New Delhi, Oct 6 (ANI): The Chief of Air Staff, Air Chief Marshal P.V. Naik, told the media ahead of IAF's 78th anniversary that fifty percent of the Indian Air Force's equipment is obsolete, but claimed that it was still capable of defending the country from any threat.
The Air Chief then gave details of modernization plans for the service; the aircraft that the country is going to buy, the missiles it was going to install and the fighter aircraft it was going to develop.
He also disclosed that the Indian Air Force was short of 550 to 600 officers in the flying branch alone.
Talking of any threats, the Air Chief referring to Mauryan administrator Chanakya said the country was keeping a watch on her neighbours, including China. Presumably the suggestion is that the Indian Air Force has constructed a new airfield and made it operational in Ladakh. The Government is being asked to permit the stationing of the Sukhoi fighters there.
My mind switched back to the days during which I had functioned as a spokesman for the Army and later the Armed Forces. The basic rule that was told to me was that we should not give out any information that would give the strength or weaknesses of our Armed Forces to our adversaries and should not release any information that would disclose the specific nature of the formations deployed, particularly in the forward areas.
As a young public relations officer, I used to feel awkward reporting even sports functions held in Jalandhar or Ambala with the date line "somewhere along the northern border", and persuade the newspapers to publish them.
Once, in l963, I spent half-the morning trying to persuade the military intelligence directorate to permit me to release a photograph relating to the setting up of the Rezang La memorial near Chushul. The memorial was being set up to commemorate the battle in which a unit of the Kumaon Regiment led by Major Shaitan Singh fought to the last man. A Chinese post was overlooking the location of the memorial, but the release of a picture of the event was questioned as it was in a 'forward' area. Eventually I succeeded in releasing the photograph and the story.
Later, when I headed the Directorate of Public Relations, the practice was that the three Service Chiefs would address the media on the anniversary of the particular service project, its strength and high morale of the officers and men.

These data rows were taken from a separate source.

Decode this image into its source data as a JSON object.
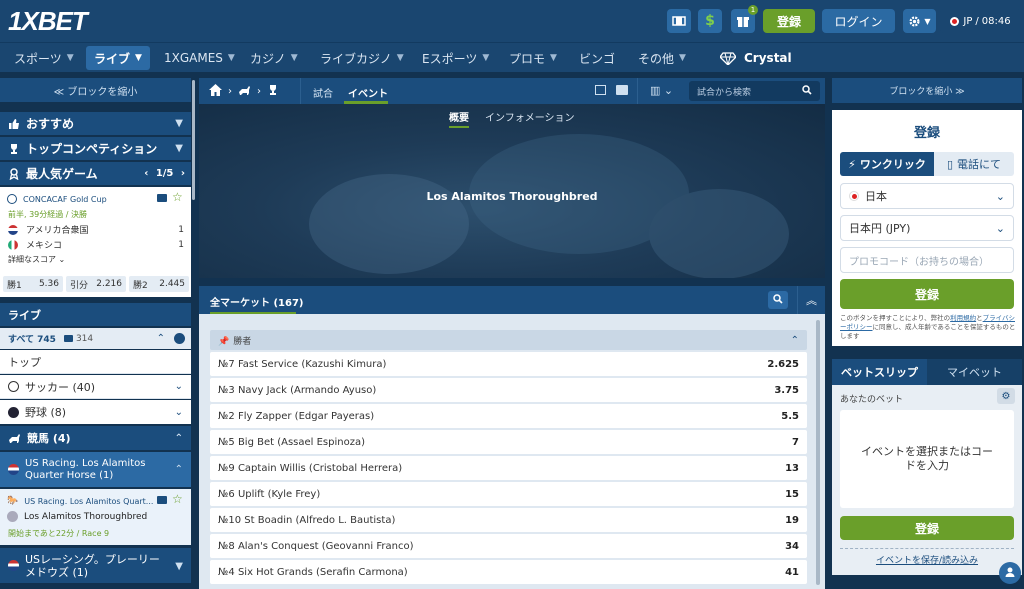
{
  "brand": {
    "logo_main": "1X",
    "logo_rest": "BET"
  },
  "header": {
    "register": "登録",
    "login": "ログイン",
    "lang": "JP",
    "separator": "/",
    "time": "08:46"
  },
  "nav": [
    {
      "label": "スポーツ"
    },
    {
      "label": "ライブ"
    },
    {
      "label": "1XGAMES"
    },
    {
      "label": "カジノ"
    },
    {
      "label": "ライブカジノ"
    },
    {
      "label": "Eスポーツ"
    },
    {
      "label": "プロモ"
    },
    {
      "label": "ビンゴ"
    },
    {
      "label": "その他"
    },
    {
      "label": "Crystal"
    }
  ],
  "left": {
    "collapse": "≪ ブロックを縮小",
    "recommended": "おすすめ",
    "top_competitions": "トップコンペティション",
    "popular_games": "最人気ゲーム",
    "popular_pager": "1/5",
    "featured": {
      "league": "CONCACAF Gold Cup",
      "status": "前半, 39分経過 / 決勝",
      "team1": "アメリカ合衆国",
      "score1": "1",
      "team2": "メキシコ",
      "score2": "1",
      "more": "詳細なスコア",
      "odds": [
        {
          "label": "勝1",
          "value": "5.36"
        },
        {
          "label": "引分",
          "value": "2.216"
        },
        {
          "label": "勝2",
          "value": "2.445"
        }
      ]
    },
    "live_title": "ライブ",
    "all_label": "すべて 745",
    "video_count": "314",
    "top_label": "トップ",
    "sports": [
      {
        "label": "サッカー (40)"
      },
      {
        "label": "野球 (8)"
      }
    ],
    "horse_racing": "競馬 (4)",
    "us_racing": "US Racing. Los Alamitos Quarter Horse (1)",
    "event_league": "US Racing. Los Alamitos Quart...",
    "event_name": "Los Alamitos Thoroughbred",
    "event_time": "開始まであと22分 / Race 9",
    "us_racing_2": "USレーシング。プレーリーメドウズ (1)"
  },
  "center": {
    "tab_match": "試合",
    "tab_event": "イベント",
    "search_placeholder": "試合から検索",
    "hero_tab_overview": "概要",
    "hero_tab_info": "インフォメーション",
    "hero_title": "Los Alamitos Thoroughbred",
    "markets_title": "全マーケット (167)",
    "group_title": "勝者",
    "runners": [
      {
        "name": "№7 Fast Service (Kazushi Kimura)",
        "odd": "2.625"
      },
      {
        "name": "№3 Navy Jack (Armando Ayuso)",
        "odd": "3.75"
      },
      {
        "name": "№2 Fly Zapper (Edgar Payeras)",
        "odd": "5.5"
      },
      {
        "name": "№5 Big Bet (Assael Espinoza)",
        "odd": "7"
      },
      {
        "name": "№9 Captain Willis (Cristobal Herrera)",
        "odd": "13"
      },
      {
        "name": "№6 Uplift (Kyle Frey)",
        "odd": "15"
      },
      {
        "name": "№10 St Boadin (Alfredo L. Bautista)",
        "odd": "19"
      },
      {
        "name": "№8 Alan's Conquest (Geovanni Franco)",
        "odd": "34"
      },
      {
        "name": "№4 Six Hot Grands (Serafin Carmona)",
        "odd": "41"
      }
    ]
  },
  "right": {
    "collapse": "ブロックを縮小 ≫",
    "reg_title": "登録",
    "tab_oneclick": "ワンクリック",
    "tab_phone": "電話にて",
    "country": "日本",
    "currency": "日本円 (JPY)",
    "promo_placeholder": "プロモコード（お持ちの場合）",
    "register_btn": "登録",
    "terms_a": "このボタンを押すことにより、弊社の",
    "terms_link1": "利用規約",
    "terms_b": "と",
    "terms_link2": "プライバシーポリシー",
    "terms_c": "に同意し、成人年齢であることを保証するものとします",
    "betslip": "ベットスリップ",
    "mybets": "マイベット",
    "your_bet": "あなたのベット",
    "empty_msg": "イベントを選択またはコードを入力",
    "register_btn2": "登録",
    "save_load": "イベントを保存/読み込み"
  },
  "colors": {
    "bg": "#123250",
    "bar": "#1b4d7d",
    "green": "#6a9f2a",
    "accent": "#2c6aa4"
  }
}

The Indian Armed Forces have always had some 'obsolete' weapons, but they came out successful in battles. In 1965, the tiny Gnat of the Indian Air Force posed a challenge to the Pakistan Air Force equipped with the most modern aircraft, including starfighters gifted by the United States.

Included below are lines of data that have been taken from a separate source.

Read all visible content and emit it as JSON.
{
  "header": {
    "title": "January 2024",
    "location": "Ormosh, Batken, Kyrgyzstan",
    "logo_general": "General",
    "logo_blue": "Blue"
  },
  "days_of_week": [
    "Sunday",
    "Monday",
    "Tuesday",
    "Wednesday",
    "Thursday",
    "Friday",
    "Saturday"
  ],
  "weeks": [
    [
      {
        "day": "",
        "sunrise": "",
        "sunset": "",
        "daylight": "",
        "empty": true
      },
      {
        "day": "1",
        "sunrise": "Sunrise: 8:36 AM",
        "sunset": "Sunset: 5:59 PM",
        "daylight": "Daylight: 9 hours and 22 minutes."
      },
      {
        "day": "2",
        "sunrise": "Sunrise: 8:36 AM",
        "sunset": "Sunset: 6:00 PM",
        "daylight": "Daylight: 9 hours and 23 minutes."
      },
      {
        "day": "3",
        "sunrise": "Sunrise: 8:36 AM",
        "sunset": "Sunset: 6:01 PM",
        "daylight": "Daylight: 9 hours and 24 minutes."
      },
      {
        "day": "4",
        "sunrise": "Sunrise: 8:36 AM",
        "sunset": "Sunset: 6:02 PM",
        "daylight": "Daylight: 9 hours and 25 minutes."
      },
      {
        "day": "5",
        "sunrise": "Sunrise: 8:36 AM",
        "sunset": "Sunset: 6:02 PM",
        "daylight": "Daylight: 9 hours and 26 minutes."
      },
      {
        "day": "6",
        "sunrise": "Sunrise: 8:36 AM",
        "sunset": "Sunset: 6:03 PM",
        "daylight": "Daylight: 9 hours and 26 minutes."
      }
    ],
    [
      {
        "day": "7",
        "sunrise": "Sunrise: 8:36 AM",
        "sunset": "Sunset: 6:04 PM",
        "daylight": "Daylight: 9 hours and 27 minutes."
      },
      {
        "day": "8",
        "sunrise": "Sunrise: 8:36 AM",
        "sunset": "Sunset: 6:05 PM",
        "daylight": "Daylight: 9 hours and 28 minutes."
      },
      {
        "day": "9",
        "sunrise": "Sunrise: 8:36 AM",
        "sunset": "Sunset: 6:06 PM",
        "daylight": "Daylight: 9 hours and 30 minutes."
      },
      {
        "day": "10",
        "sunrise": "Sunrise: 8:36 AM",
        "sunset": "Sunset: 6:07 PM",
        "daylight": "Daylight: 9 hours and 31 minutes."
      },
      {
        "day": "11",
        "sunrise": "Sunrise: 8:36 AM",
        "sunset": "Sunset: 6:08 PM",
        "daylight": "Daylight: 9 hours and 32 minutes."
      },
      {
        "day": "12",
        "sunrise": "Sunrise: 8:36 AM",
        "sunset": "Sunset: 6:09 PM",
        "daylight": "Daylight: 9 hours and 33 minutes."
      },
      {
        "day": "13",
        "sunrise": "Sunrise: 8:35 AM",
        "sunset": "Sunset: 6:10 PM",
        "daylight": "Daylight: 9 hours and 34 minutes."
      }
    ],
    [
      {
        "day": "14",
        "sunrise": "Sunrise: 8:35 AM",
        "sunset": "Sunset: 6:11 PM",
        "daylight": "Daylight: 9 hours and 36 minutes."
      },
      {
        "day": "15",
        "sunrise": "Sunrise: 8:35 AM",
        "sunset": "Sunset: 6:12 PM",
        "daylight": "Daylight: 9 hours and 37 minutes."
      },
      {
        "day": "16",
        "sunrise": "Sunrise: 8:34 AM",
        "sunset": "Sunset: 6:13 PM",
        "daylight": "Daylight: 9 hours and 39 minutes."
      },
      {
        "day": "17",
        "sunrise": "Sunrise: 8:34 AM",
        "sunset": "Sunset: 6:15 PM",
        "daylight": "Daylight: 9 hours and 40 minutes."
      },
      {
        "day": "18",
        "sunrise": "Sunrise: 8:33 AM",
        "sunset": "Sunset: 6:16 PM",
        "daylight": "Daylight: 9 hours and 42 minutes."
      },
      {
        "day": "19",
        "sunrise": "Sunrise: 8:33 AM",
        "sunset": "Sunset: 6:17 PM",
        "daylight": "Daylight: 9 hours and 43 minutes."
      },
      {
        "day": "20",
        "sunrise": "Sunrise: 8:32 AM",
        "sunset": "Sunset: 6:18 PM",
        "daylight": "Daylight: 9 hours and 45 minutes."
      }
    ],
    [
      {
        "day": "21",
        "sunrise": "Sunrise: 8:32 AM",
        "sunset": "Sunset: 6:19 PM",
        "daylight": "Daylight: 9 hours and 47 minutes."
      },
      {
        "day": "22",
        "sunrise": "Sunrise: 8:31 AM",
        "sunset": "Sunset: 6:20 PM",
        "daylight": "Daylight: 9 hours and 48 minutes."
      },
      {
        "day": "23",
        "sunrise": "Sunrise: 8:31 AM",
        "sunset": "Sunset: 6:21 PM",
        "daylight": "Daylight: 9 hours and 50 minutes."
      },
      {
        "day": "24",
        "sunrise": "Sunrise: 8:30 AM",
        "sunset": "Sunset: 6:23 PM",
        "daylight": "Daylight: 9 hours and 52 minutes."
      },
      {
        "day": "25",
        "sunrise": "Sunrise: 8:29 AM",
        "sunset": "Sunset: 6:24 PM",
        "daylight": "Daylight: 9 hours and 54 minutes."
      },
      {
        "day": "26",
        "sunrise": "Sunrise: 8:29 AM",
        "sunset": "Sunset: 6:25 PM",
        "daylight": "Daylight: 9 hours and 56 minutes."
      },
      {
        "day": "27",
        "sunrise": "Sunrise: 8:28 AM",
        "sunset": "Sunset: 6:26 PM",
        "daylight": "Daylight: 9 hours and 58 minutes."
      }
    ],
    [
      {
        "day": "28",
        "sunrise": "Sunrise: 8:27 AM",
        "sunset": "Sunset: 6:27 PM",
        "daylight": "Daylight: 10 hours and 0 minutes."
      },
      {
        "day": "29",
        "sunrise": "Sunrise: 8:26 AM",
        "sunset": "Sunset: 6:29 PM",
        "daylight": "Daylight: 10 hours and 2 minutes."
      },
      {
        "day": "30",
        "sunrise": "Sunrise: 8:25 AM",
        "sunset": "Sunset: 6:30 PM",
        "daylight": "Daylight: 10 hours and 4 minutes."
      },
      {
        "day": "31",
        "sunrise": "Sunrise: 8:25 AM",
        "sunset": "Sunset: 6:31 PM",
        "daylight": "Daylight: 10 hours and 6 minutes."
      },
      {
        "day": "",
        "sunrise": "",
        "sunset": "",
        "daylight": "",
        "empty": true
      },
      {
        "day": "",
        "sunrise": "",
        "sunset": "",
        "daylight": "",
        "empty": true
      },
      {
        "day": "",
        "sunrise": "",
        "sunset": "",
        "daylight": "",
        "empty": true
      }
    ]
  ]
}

I also had the privilege of taking American correspondents to the graveyard of Patton tanks which became a casualty to the Indian Armoured Brigade located near Bhikhiwind in Punjab. The Armoured Brigade made mincemeat of the Patton tanks with World War II vintage Shermans and Centurions.
Again, the Indian Armed Forces did not wilt when Pakistan, which had the moral support of the United States, cracked down on East Pakistan in 1971 with millions of refugees fleeing to India. In the war that followed, the Indian Air Force neutralized the Pakistan Air Force in East Pakistan and ensured the safety of its skies throughout the 12-day operation. The Indian Army converged on East Pakistan, which saw the surrender of 93,000 Pakistani solders in Dacca. The Pakistan Armed Forces did ossess superior equipment, but that did not help them.
Indian battleships were able to bomb the Karachi harbour and effectively block the Pakistan Navy. The Indian Navy sank the lone submarine of the Pakistan Navy in the Bay of Bengal.
During the Kargil operations in 1999, the determination of the Indian Army and the Air Force officers and personnel frustrated the attempts of the adversary to occupy strategic areas along the Line of Control.
The basic discipline of not disclosing the strength or weakness of our Armed Forces remained a cardinal principle. Why is it changing?
As a communicator for the Armed Forces, my experience has been that the Government or the country has never denied the supply of modern equipments to the Services. For decades after independence, India depended on United Kingdom for armaments, but international developments put pressure on that country not to sell sensitive equipment to India. The Soviet Union became our main supplier and the situation is slowly changing now.
Our defence industry too is developing fast. We are manufacturing guns, tanks, ships, combat aircraft and modern short range as well as inter-continental missiles.
True, the Armed Forces would like to have the best weapons available, and the latest. The country has not so far said 'no' to their demands if resources permit. One gets the feeling that 'communications' within the South Block and the interaction between South Block and North Block, where the Finance and Home Ministries are located, can be improved without the help of the mass media!
Meanwhile, many Happy Returns to the Indian Air Force! By I. Ramamohan Rao (ANI)RECOLLECTIONS OF A COMMUNICATOR